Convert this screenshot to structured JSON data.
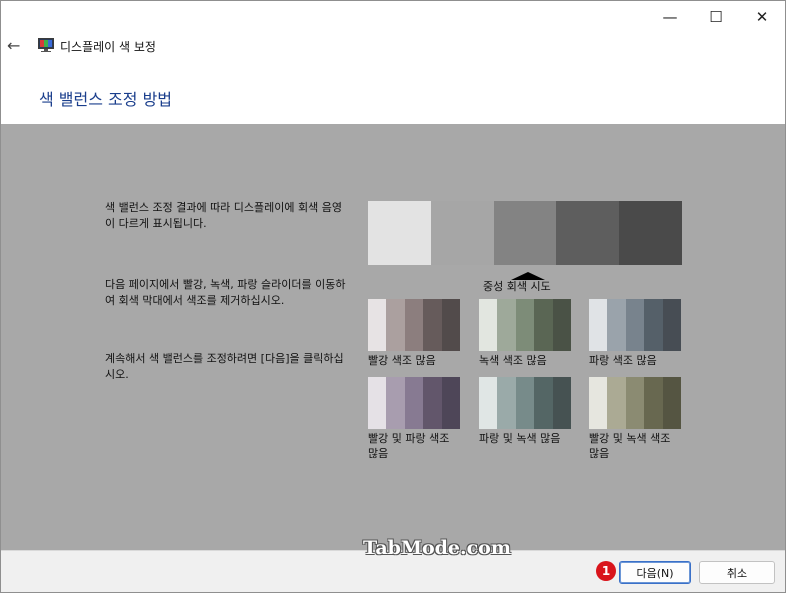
{
  "window": {
    "controls": {
      "minimize": "—",
      "maximize": "☐",
      "close": "✕"
    }
  },
  "nav": {
    "back_icon": "←",
    "app_title": "디스플레이 색 보정"
  },
  "heading": "색 밸런스 조정 방법",
  "instructions": [
    "색 밸런스 조정 결과에 따라 디스플레이에 회색 음영이 다르게 표시됩니다.",
    "다음 페이지에서 빨강, 녹색, 파랑 슬라이더를 이동하여 회색 막대에서 색조를 제거하십시오.",
    "계속해서 색 밸런스를 조정하려면 [다음]을 클릭하십시오."
  ],
  "neutral_bar": {
    "label": "중성 회색 시도",
    "colors": [
      "#e3e3e3",
      "#a6a6a6",
      "#838383",
      "#5e5e5e",
      "#4a4a4a"
    ]
  },
  "swatches": [
    {
      "label": "빨강 색조 많음",
      "colors": [
        "#e7e3e4",
        "#aba09f",
        "#8c7e7e",
        "#665b5b",
        "#524b4b"
      ]
    },
    {
      "label": "녹색 색조 많음",
      "colors": [
        "#e2e6e0",
        "#9ea99a",
        "#7d8c78",
        "#5a6654",
        "#4a5246"
      ]
    },
    {
      "label": "파랑 색조 많음",
      "colors": [
        "#e0e3e6",
        "#9aa3ab",
        "#78838d",
        "#556069",
        "#474d54"
      ]
    },
    {
      "label": "빨강 및 파랑 색조 많음",
      "colors": [
        "#e5e1e6",
        "#a89daf",
        "#877a92",
        "#62566b",
        "#4e4658"
      ]
    },
    {
      "label": "파랑 및 녹색 많음",
      "colors": [
        "#e0e6e5",
        "#9aaaa9",
        "#778b8a",
        "#546665",
        "#465252"
      ]
    },
    {
      "label": "빨강 및 녹색 색조 많음",
      "colors": [
        "#e6e6df",
        "#abaa94",
        "#8b8b72",
        "#686850",
        "#555542"
      ]
    }
  ],
  "footer": {
    "next_button": "다음(N)",
    "cancel_button": "취소",
    "step_marker": "1",
    "watermark": "TabMode.com"
  }
}
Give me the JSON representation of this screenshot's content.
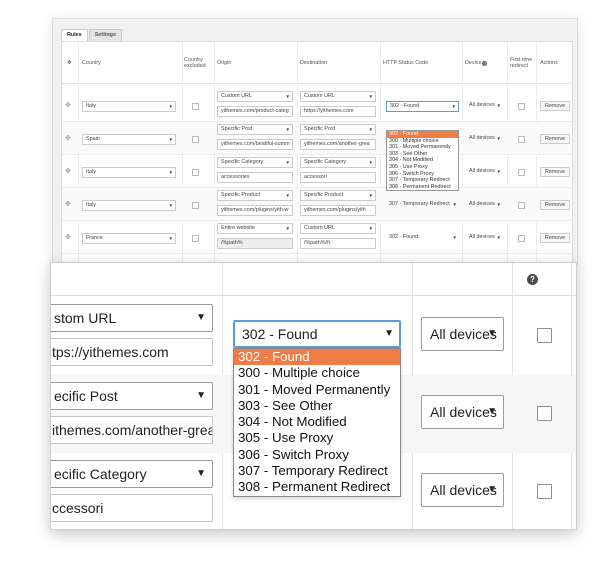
{
  "tabs": [
    {
      "label": "Rules",
      "active": true
    },
    {
      "label": "Settings",
      "active": false
    }
  ],
  "columns": {
    "country": "Country",
    "country_excluded": "Country excluded",
    "origin": "Origin",
    "destination": "Destination",
    "status": "HTTP Status Code",
    "device": "Device",
    "first_time": "First time redirect",
    "actions": "Actions"
  },
  "rows": [
    {
      "country": "Italy",
      "origin_type": "Custom URL",
      "origin_value": "yithemes.com/product-categ",
      "dest_type": "Custom URL",
      "dest_value": "https://yithemes.com",
      "status": "302 - Found",
      "device": "All devices",
      "action": "Remove"
    },
    {
      "country": "Spain",
      "origin_type": "Specific Post",
      "origin_value": "yithemes.com/beatiful-summ",
      "dest_type": "Specific Post",
      "dest_value": "yithemes.com/another-grea",
      "status": "",
      "device": "All devices",
      "action": "Remove"
    },
    {
      "country": "Italy",
      "origin_type": "Specific Category",
      "origin_value": "accessories",
      "dest_type": "Specific Category",
      "dest_value": "accessori",
      "status": "",
      "device": "All devices",
      "action": "Remove"
    },
    {
      "country": "Italy",
      "origin_type": "Specific Product",
      "origin_value": "yithemes.com/plugins/yith-w",
      "dest_type": "Specific Product",
      "dest_value": "yithemes.com/plugins/yith",
      "status": "307 - Temporary Redirect",
      "device": "All devices",
      "action": "Remove"
    },
    {
      "country": "France",
      "origin_type": "Entire website",
      "origin_value": "/%path%",
      "dest_type": "Custom URL",
      "dest_value": "/%path%/fr",
      "status": "302 - Found",
      "device": "All devices",
      "action": "Remove"
    }
  ],
  "status_options": [
    "302 - Found",
    "300 - Multiple choice",
    "301 - Moved Permanently",
    "303 - See Other",
    "304 - Not Modified",
    "305 - Use Proxy",
    "306 - Switch Proxy",
    "307 - Temporary Redirect",
    "308 - Permanent Redirect"
  ],
  "zoom": {
    "rows": [
      {
        "dest_type": "stom URL",
        "dest_value": "tps://yithemes.com",
        "status": "302 - Found",
        "device": "All devices"
      },
      {
        "dest_type": "ecific Post",
        "dest_value": "ithemes.com/another-grea",
        "device": "All devices"
      },
      {
        "dest_type": "ecific Category",
        "dest_value": "ccessori",
        "device": "All devices"
      }
    ]
  },
  "icons": {
    "drag": "move-icon",
    "help": "help-icon",
    "dropdown": "chevron-down-icon"
  },
  "colors": {
    "highlight": "#f07c46",
    "focus": "#5b9dd9"
  }
}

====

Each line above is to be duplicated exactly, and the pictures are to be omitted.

* EXERCISE RESULT *
Convert this screenshot to structured JSON data.
{
  "window": {
    "controls": {
      "minimize": "—",
      "maximize": "☐",
      "close": "✕"
    }
  },
  "nav": {
    "back_icon": "←",
    "app_title": "디스플레이 색 보정"
  },
  "heading": "색 밸런스 조정 방법",
  "instructions": [
    "색 밸런스 조정 결과에 따라 디스플레이에 회색 음영이 다르게 표시됩니다.",
    "다음 페이지에서 빨강, 녹색, 파랑 슬라이더를 이동하여 회색 막대에서 색조를 제거하십시오.",
    "계속해서 색 밸런스를 조정하려면 [다음]을 클릭하십시오."
  ],
  "neutral_bar": {
    "label": "중성 회색 시도",
    "colors": [
      "#e3e3e3",
      "#a6a6a6",
      "#838383",
      "#5e5e5e",
      "#4a4a4a"
    ]
  },
  "swatches": [
    {
      "label": "빨강 색조 많음",
      "colors": [
        "#e7e3e4",
        "#aba09f",
        "#8c7e7e",
        "#665b5b",
        "#524b4b"
      ]
    },
    {
      "label": "녹색 색조 많음",
      "colors": [
        "#e2e6e0",
        "#9ea99a",
        "#7d8c78",
        "#5a6654",
        "#4a5246"
      ]
    },
    {
      "label": "파랑 색조 많음",
      "colors": [
        "#e0e3e6",
        "#9aa3ab",
        "#78838d",
        "#556069",
        "#474d54"
      ]
    },
    {
      "label": "빨강 및 파랑 색조 많음",
      "colors": [
        "#e5e1e6",
        "#a89daf",
        "#877a92",
        "#62566b",
        "#4e4658"
      ]
    },
    {
      "label": "파랑 및 녹색 많음",
      "colors": [
        "#e0e6e5",
        "#9aaaa9",
        "#778b8a",
        "#546665",
        "#465252"
      ]
    },
    {
      "label": "빨강 및 녹색 색조 많음",
      "colors": [
        "#e6e6df",
        "#abaa94",
        "#8b8b72",
        "#686850",
        "#555542"
      ]
    }
  ],
  "footer": {
    "next_button": "다음(N)",
    "cancel_button": "취소",
    "step_marker": "1",
    "watermark": "TabMode.com"
  }
}
Give me the JSON representation of this screenshot's content.
{
  "tabs": [
    {
      "label": "Rules",
      "active": true
    },
    {
      "label": "Settings",
      "active": false
    }
  ],
  "columns": {
    "country": "Country",
    "country_excluded": "Country excluded",
    "origin": "Origin",
    "destination": "Destination",
    "status": "HTTP Status Code",
    "device": "Device",
    "first_time": "First time redirect",
    "actions": "Actions"
  },
  "rows": [
    {
      "country": "Italy",
      "origin_type": "Custom URL",
      "origin_value": "yithemes.com/product-categ",
      "dest_type": "Custom URL",
      "dest_value": "https://yithemes.com",
      "status": "302 - Found",
      "device": "All devices",
      "action": "Remove"
    },
    {
      "country": "Spain",
      "origin_type": "Specific Post",
      "origin_value": "yithemes.com/beatiful-summ",
      "dest_type": "Specific Post",
      "dest_value": "yithemes.com/another-grea",
      "status": "",
      "device": "All devices",
      "action": "Remove"
    },
    {
      "country": "Italy",
      "origin_type": "Specific Category",
      "origin_value": "accessories",
      "dest_type": "Specific Category",
      "dest_value": "accessori",
      "status": "",
      "device": "All devices",
      "action": "Remove"
    },
    {
      "country": "Italy",
      "origin_type": "Specific Product",
      "origin_value": "yithemes.com/plugins/yith-w",
      "dest_type": "Specific Product",
      "dest_value": "yithemes.com/plugins/yith",
      "status": "307 - Temporary Redirect",
      "device": "All devices",
      "action": "Remove"
    },
    {
      "country": "France",
      "origin_type": "Entire website",
      "origin_value": "/%path%",
      "dest_type": "Custom URL",
      "dest_value": "/%path%/fr",
      "status": "302 - Found",
      "device": "All devices",
      "action": "Remove"
    }
  ],
  "status_options": [
    "302 - Found",
    "300 - Multiple choice",
    "301 - Moved Permanently",
    "303 - See Other",
    "304 - Not Modified",
    "305 - Use Proxy",
    "306 - Switch Proxy",
    "307 - Temporary Redirect",
    "308 - Permanent Redirect"
  ],
  "zoom": {
    "rows": [
      {
        "dest_type": "stom URL",
        "dest_value": "tps://yithemes.com",
        "status": "302 - Found",
        "device": "All devices"
      },
      {
        "dest_type": "ecific Post",
        "dest_value": "ithemes.com/another-grea",
        "device": "All devices"
      },
      {
        "dest_type": "ecific Category",
        "dest_value": "ccessori",
        "device": "All devices"
      }
    ]
  },
  "icons": {
    "drag": "move-icon",
    "help": "help-icon",
    "dropdown": "chevron-down-icon"
  },
  "colors": {
    "highlight": "#f07c46",
    "focus": "#5b9dd9"
  }
}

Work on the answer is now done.